'''
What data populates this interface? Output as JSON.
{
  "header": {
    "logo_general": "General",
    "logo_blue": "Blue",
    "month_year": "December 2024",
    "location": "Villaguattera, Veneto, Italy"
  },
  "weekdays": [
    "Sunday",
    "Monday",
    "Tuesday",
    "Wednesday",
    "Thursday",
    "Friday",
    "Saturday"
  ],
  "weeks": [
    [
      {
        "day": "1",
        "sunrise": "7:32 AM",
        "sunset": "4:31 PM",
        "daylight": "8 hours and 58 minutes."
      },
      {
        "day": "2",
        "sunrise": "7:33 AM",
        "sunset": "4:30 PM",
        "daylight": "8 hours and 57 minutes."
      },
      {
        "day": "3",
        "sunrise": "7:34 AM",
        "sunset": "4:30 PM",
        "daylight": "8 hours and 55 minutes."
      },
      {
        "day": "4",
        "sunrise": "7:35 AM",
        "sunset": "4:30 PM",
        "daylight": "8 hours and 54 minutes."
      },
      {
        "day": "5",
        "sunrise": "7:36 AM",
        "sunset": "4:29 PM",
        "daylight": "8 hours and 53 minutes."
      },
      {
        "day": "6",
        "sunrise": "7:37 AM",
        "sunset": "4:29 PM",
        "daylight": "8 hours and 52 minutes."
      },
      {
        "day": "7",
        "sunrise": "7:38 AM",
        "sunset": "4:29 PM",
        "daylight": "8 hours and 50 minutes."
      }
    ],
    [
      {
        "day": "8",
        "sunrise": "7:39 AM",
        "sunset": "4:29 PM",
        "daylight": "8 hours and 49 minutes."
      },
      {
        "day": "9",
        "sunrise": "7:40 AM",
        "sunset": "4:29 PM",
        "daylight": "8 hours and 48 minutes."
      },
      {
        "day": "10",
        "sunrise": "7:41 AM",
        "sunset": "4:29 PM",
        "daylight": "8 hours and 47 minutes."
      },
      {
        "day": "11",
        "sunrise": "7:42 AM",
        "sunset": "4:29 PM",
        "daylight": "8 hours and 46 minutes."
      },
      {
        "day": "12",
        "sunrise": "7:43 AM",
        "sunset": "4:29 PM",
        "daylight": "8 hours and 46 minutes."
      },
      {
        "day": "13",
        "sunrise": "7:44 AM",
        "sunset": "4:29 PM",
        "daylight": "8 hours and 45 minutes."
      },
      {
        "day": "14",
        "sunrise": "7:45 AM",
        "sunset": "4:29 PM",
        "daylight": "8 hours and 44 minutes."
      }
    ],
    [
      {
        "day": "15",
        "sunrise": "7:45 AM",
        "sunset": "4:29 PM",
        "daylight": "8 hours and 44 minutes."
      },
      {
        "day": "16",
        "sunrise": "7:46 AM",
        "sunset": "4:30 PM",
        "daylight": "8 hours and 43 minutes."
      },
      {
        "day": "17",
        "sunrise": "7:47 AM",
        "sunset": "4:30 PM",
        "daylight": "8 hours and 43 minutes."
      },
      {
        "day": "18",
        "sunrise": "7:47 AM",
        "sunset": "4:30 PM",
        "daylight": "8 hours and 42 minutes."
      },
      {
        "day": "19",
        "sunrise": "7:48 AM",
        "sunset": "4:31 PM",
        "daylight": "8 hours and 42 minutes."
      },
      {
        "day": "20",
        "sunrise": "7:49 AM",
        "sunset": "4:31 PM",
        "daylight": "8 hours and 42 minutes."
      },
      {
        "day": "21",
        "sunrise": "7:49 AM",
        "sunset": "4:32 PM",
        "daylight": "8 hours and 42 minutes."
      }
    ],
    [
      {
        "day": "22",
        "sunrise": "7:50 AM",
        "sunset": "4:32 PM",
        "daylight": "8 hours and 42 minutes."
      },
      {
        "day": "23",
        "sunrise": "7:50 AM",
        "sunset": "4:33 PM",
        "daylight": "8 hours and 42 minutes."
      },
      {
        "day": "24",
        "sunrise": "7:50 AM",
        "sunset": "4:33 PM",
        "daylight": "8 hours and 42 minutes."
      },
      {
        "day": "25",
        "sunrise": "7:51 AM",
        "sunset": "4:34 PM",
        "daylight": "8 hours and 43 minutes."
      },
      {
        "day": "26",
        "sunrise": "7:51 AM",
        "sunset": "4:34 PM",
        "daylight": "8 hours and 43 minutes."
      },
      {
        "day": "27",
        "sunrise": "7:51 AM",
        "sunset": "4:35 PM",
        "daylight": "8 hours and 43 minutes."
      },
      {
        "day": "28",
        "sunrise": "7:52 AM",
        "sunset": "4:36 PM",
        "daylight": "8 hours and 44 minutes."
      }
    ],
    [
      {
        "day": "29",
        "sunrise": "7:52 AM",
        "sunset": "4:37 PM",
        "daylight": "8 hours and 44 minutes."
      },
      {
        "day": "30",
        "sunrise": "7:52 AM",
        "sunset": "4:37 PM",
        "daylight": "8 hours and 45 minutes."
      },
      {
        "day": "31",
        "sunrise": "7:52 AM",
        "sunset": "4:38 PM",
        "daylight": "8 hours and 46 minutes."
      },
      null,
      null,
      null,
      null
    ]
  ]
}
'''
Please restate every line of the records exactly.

What data populates this interface? Output as JSON.
{
  "header": {
    "logo_general": "General",
    "logo_blue": "Blue",
    "month_year": "December 2024",
    "location": "Villaguattera, Veneto, Italy"
  },
  "weekdays": [
    "Sunday",
    "Monday",
    "Tuesday",
    "Wednesday",
    "Thursday",
    "Friday",
    "Saturday"
  ],
  "weeks": [
    [
      {
        "day": "1",
        "sunrise": "7:32 AM",
        "sunset": "4:31 PM",
        "daylight": "8 hours and 58 minutes."
      },
      {
        "day": "2",
        "sunrise": "7:33 AM",
        "sunset": "4:30 PM",
        "daylight": "8 hours and 57 minutes."
      },
      {
        "day": "3",
        "sunrise": "7:34 AM",
        "sunset": "4:30 PM",
        "daylight": "8 hours and 55 minutes."
      },
      {
        "day": "4",
        "sunrise": "7:35 AM",
        "sunset": "4:30 PM",
        "daylight": "8 hours and 54 minutes."
      },
      {
        "day": "5",
        "sunrise": "7:36 AM",
        "sunset": "4:29 PM",
        "daylight": "8 hours and 53 minutes."
      },
      {
        "day": "6",
        "sunrise": "7:37 AM",
        "sunset": "4:29 PM",
        "daylight": "8 hours and 52 minutes."
      },
      {
        "day": "7",
        "sunrise": "7:38 AM",
        "sunset": "4:29 PM",
        "daylight": "8 hours and 50 minutes."
      }
    ],
    [
      {
        "day": "8",
        "sunrise": "7:39 AM",
        "sunset": "4:29 PM",
        "daylight": "8 hours and 49 minutes."
      },
      {
        "day": "9",
        "sunrise": "7:40 AM",
        "sunset": "4:29 PM",
        "daylight": "8 hours and 48 minutes."
      },
      {
        "day": "10",
        "sunrise": "7:41 AM",
        "sunset": "4:29 PM",
        "daylight": "8 hours and 47 minutes."
      },
      {
        "day": "11",
        "sunrise": "7:42 AM",
        "sunset": "4:29 PM",
        "daylight": "8 hours and 46 minutes."
      },
      {
        "day": "12",
        "sunrise": "7:43 AM",
        "sunset": "4:29 PM",
        "daylight": "8 hours and 46 minutes."
      },
      {
        "day": "13",
        "sunrise": "7:44 AM",
        "sunset": "4:29 PM",
        "daylight": "8 hours and 45 minutes."
      },
      {
        "day": "14",
        "sunrise": "7:45 AM",
        "sunset": "4:29 PM",
        "daylight": "8 hours and 44 minutes."
      }
    ],
    [
      {
        "day": "15",
        "sunrise": "7:45 AM",
        "sunset": "4:29 PM",
        "daylight": "8 hours and 44 minutes."
      },
      {
        "day": "16",
        "sunrise": "7:46 AM",
        "sunset": "4:30 PM",
        "daylight": "8 hours and 43 minutes."
      },
      {
        "day": "17",
        "sunrise": "7:47 AM",
        "sunset": "4:30 PM",
        "daylight": "8 hours and 43 minutes."
      },
      {
        "day": "18",
        "sunrise": "7:47 AM",
        "sunset": "4:30 PM",
        "daylight": "8 hours and 42 minutes."
      },
      {
        "day": "19",
        "sunrise": "7:48 AM",
        "sunset": "4:31 PM",
        "daylight": "8 hours and 42 minutes."
      },
      {
        "day": "20",
        "sunrise": "7:49 AM",
        "sunset": "4:31 PM",
        "daylight": "8 hours and 42 minutes."
      },
      {
        "day": "21",
        "sunrise": "7:49 AM",
        "sunset": "4:32 PM",
        "daylight": "8 hours and 42 minutes."
      }
    ],
    [
      {
        "day": "22",
        "sunrise": "7:50 AM",
        "sunset": "4:32 PM",
        "daylight": "8 hours and 42 minutes."
      },
      {
        "day": "23",
        "sunrise": "7:50 AM",
        "sunset": "4:33 PM",
        "daylight": "8 hours and 42 minutes."
      },
      {
        "day": "24",
        "sunrise": "7:50 AM",
        "sunset": "4:33 PM",
        "daylight": "8 hours and 42 minutes."
      },
      {
        "day": "25",
        "sunrise": "7:51 AM",
        "sunset": "4:34 PM",
        "daylight": "8 hours and 43 minutes."
      },
      {
        "day": "26",
        "sunrise": "7:51 AM",
        "sunset": "4:34 PM",
        "daylight": "8 hours and 43 minutes."
      },
      {
        "day": "27",
        "sunrise": "7:51 AM",
        "sunset": "4:35 PM",
        "daylight": "8 hours and 43 minutes."
      },
      {
        "day": "28",
        "sunrise": "7:52 AM",
        "sunset": "4:36 PM",
        "daylight": "8 hours and 44 minutes."
      }
    ],
    [
      {
        "day": "29",
        "sunrise": "7:52 AM",
        "sunset": "4:37 PM",
        "daylight": "8 hours and 44 minutes."
      },
      {
        "day": "30",
        "sunrise": "7:52 AM",
        "sunset": "4:37 PM",
        "daylight": "8 hours and 45 minutes."
      },
      {
        "day": "31",
        "sunrise": "7:52 AM",
        "sunset": "4:38 PM",
        "daylight": "8 hours and 46 minutes."
      },
      null,
      null,
      null,
      null
    ]
  ]
}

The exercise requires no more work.